I’ve spotted many a deer on this course. It’s truly a special place.

Assuming they follow suit with last year’s tee times, public play is available Monday to Thursday after 10 a.m. and after 1 pm on Friday, Saturday, Sunday and holiday Mondays, in the months of May, June, September and October.

Seguin Valley GC

Haven’t heard of this one? OK, now you have. Sitting just south of Parry Sound, Seguin weaves its way through 400 acres of pristine wilderness. While there is a minimalist approach to bunkering here — there are just 25 sand traps on the entire course — and there’s no driving range yet. But there’s no shortage of eye-popping memorability throughout the property. Among the most spectacular examples is the par-3 7th over McRae Lake, where the 180-yard-long bridge that curls from tee to green was constructed at a cost of $350,000. But there’s really almost one signature hole after another here, including the short, downhill, dogleg-left par-4 15th, about 90% of which appears to be environmentally sensitive marshland, 7% fairway and 3% green, with a Canadian Shield cliff to the left to help frame the jaw-dropping picture.

Bring extra golf balls, though — this is not the place where you’ll get away with spraying your tee shots — but it will be worth it in the end. And then hoist a brew or glass of wine afterward in the clubhouse —essentially the biggest log cabin you’ve ever seen.

Muskoka Bay Club

I played this course about five years ago in dry, windy conditions and got beat up pretty badly as my ball continually careened off granite outcroppings and other pretty parts of the Canadian Shield. But it’s sort of like getting wrestled to the ground Scarlett Johansson — not the worst way to lose a fight.

Golf Digest ranks this place as No. 10 in Canada overall and No. 1 in Ontario among public-access courses, and for good reason. As photogenic as they come, this Doug Carrick masterpiece meanders over a breathtaking landscape near Gravenhurst.

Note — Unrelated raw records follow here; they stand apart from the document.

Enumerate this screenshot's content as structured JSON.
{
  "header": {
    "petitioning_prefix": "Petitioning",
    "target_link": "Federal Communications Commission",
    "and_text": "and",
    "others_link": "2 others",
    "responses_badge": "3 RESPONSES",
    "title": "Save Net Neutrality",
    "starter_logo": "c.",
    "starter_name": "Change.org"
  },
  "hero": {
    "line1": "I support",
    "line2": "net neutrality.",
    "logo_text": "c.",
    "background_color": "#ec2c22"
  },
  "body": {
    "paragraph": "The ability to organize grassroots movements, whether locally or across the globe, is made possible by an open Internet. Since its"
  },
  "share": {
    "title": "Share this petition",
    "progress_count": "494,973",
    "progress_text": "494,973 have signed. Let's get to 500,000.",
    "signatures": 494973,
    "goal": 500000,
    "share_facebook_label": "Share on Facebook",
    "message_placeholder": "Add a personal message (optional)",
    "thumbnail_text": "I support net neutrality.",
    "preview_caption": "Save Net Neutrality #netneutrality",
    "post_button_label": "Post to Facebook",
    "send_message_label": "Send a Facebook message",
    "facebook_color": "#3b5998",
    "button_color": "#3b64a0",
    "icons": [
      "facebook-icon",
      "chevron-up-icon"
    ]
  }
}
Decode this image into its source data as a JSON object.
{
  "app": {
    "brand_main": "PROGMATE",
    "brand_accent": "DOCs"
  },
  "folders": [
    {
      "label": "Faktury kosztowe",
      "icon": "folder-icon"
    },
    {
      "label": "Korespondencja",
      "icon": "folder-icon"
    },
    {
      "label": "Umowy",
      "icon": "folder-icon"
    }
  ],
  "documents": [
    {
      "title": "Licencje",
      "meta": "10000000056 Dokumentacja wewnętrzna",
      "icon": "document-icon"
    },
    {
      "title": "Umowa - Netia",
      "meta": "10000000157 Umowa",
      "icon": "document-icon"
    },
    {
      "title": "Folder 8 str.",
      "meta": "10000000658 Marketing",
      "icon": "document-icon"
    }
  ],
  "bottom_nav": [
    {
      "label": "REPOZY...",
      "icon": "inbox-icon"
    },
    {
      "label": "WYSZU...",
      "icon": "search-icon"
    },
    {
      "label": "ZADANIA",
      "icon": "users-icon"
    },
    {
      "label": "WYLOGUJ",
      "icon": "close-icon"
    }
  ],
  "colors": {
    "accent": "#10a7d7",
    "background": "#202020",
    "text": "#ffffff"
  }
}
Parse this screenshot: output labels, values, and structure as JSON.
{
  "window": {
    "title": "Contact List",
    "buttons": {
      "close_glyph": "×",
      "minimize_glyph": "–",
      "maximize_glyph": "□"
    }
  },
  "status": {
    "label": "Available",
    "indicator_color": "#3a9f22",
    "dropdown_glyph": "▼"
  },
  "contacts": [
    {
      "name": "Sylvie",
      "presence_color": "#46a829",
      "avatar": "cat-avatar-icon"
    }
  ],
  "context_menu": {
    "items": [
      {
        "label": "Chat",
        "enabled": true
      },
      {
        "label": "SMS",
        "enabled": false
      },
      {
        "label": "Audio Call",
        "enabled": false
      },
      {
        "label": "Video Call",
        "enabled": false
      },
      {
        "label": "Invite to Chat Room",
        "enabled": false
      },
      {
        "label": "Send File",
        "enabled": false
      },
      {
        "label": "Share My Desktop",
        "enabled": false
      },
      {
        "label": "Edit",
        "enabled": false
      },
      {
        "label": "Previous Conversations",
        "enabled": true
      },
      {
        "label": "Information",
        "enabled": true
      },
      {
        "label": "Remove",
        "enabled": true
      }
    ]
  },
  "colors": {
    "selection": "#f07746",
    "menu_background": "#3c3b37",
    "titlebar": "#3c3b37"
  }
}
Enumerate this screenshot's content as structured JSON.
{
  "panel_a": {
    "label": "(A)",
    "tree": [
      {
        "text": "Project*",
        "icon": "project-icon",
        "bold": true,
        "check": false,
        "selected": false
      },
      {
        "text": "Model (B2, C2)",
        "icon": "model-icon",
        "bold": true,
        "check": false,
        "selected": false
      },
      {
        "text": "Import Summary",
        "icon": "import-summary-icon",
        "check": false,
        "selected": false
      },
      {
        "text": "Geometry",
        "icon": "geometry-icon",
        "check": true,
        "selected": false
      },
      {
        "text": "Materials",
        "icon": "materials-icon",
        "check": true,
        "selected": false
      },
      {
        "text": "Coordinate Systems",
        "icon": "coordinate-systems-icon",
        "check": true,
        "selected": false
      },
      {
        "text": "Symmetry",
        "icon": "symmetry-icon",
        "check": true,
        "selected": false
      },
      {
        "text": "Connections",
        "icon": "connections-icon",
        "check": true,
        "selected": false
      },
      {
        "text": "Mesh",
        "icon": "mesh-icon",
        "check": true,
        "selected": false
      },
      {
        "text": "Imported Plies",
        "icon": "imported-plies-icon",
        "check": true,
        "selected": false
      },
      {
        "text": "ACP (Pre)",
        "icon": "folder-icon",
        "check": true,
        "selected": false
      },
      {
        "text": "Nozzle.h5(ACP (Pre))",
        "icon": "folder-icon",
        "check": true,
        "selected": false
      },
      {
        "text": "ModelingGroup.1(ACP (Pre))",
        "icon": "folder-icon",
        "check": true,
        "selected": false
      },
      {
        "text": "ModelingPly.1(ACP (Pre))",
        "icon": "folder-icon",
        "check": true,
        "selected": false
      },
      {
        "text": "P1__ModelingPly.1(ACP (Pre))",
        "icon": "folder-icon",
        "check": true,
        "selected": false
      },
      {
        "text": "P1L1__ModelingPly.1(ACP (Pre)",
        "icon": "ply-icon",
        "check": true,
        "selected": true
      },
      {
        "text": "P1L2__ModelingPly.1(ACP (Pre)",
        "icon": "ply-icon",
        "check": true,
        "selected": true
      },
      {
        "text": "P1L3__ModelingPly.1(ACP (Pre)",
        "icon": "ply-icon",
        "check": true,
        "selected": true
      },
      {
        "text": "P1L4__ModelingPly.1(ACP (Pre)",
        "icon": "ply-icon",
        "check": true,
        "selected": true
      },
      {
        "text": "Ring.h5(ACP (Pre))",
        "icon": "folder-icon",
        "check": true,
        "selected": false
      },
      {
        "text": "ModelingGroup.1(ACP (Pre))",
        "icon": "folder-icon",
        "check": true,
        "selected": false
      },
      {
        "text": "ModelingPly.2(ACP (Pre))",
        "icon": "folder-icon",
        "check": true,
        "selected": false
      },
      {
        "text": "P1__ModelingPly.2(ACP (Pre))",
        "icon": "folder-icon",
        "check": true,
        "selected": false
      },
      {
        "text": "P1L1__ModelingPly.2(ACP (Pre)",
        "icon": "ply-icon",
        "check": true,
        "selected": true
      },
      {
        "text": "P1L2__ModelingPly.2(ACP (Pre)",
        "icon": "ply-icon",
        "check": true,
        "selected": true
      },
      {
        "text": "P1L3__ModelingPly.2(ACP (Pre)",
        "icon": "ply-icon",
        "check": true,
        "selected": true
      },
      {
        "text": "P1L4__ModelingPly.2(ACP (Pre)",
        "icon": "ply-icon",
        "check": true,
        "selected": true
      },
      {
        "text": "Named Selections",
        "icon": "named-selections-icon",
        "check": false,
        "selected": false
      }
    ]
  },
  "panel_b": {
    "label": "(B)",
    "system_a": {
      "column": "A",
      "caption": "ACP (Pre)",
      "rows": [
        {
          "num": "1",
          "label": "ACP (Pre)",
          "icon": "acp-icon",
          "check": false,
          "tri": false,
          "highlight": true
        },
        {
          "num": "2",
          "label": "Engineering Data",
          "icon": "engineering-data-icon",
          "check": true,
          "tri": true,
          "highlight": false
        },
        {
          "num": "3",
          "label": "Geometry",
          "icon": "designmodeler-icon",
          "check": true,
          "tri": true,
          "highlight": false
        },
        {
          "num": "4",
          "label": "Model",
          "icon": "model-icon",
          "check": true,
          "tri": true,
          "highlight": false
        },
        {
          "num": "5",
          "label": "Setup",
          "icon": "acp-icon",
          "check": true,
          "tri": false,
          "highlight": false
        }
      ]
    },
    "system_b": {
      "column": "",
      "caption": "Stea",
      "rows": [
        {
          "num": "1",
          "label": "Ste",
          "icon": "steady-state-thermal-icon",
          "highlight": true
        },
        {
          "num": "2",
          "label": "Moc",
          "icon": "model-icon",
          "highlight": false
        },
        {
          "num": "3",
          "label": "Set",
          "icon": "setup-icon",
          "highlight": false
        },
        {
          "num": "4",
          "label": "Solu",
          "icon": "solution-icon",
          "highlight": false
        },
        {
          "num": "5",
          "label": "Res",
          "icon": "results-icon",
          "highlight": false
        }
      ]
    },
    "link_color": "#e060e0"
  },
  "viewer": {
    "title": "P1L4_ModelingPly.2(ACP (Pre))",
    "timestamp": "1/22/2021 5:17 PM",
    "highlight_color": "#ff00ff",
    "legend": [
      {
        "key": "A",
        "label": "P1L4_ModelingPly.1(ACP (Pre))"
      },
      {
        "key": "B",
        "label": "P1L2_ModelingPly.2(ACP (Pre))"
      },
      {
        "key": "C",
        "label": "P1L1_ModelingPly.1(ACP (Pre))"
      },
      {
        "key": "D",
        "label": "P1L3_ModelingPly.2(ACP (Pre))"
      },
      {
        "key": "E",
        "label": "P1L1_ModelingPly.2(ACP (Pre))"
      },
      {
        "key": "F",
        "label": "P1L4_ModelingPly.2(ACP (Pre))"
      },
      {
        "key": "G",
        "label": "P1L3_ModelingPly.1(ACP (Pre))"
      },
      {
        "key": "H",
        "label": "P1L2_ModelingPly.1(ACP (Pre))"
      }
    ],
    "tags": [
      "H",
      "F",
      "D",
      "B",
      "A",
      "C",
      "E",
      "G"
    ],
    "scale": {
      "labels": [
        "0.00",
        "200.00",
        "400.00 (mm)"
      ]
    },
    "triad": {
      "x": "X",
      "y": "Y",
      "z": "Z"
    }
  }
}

“Finding a routing that melded perfectly with the rugged terrain required a great deal of creativity and perseverance,” explains Carrick, who was instructed to preserve the more benign land for the accompanying residential community, while taking advantage of “some of the most rugged Muskoka landscape imaginable” for his course.

As a result, from the dramatic downhill tee shot of the opening hole onward, Muskoka Bay dazzles with a variety of rocky cliffs, deep valleys, scenic wetlands and dense woodlands, while providing exceptional shot values throughout the round.

Keep your ego in the car and play the appropriate tees to truly enjoy this place.

Cobble Beach Golf Links

Pressed up along the western shores of Georgian Bay, 15 minutes north of Owen Sound in the town of Kemble, Cobble Beach has been among the province’s most unique golf experiences since it opened to much fanfare in 2007 (including Best New Course honours from Ontario Golf magazine.

The Doug Carrick-crafted layout takes full advantage of more than three kilometers of dramatic shoreline, but the views of Georgian Bay are pretty much constant throughout your round.

While not as consistently dramatic as the other four courses on this list, Carrick’s sophisticated design twists, turns and plunges across undulating terrain with great flare. The routing’s distinct Scottish feel is enhanced by pot bunkers, hummocky fairways, closely mown chipping areas and hollows surrounding the greens that provide the bump-and-run characteristics one would expect from a links-style course, although I don’t know if I’ve seen the layout quite dry enough to truly play in that fashion.

Conditioning is consistently first-rate here, as is the service. And the dining in the clubhouse, complemented with fabulous Georgian Bay views, is impeccable. And if you and your guests indulge a little too much, there are 10 beautifully appointed guest rooms upstairs — a perfect excuse to play again tomorrow.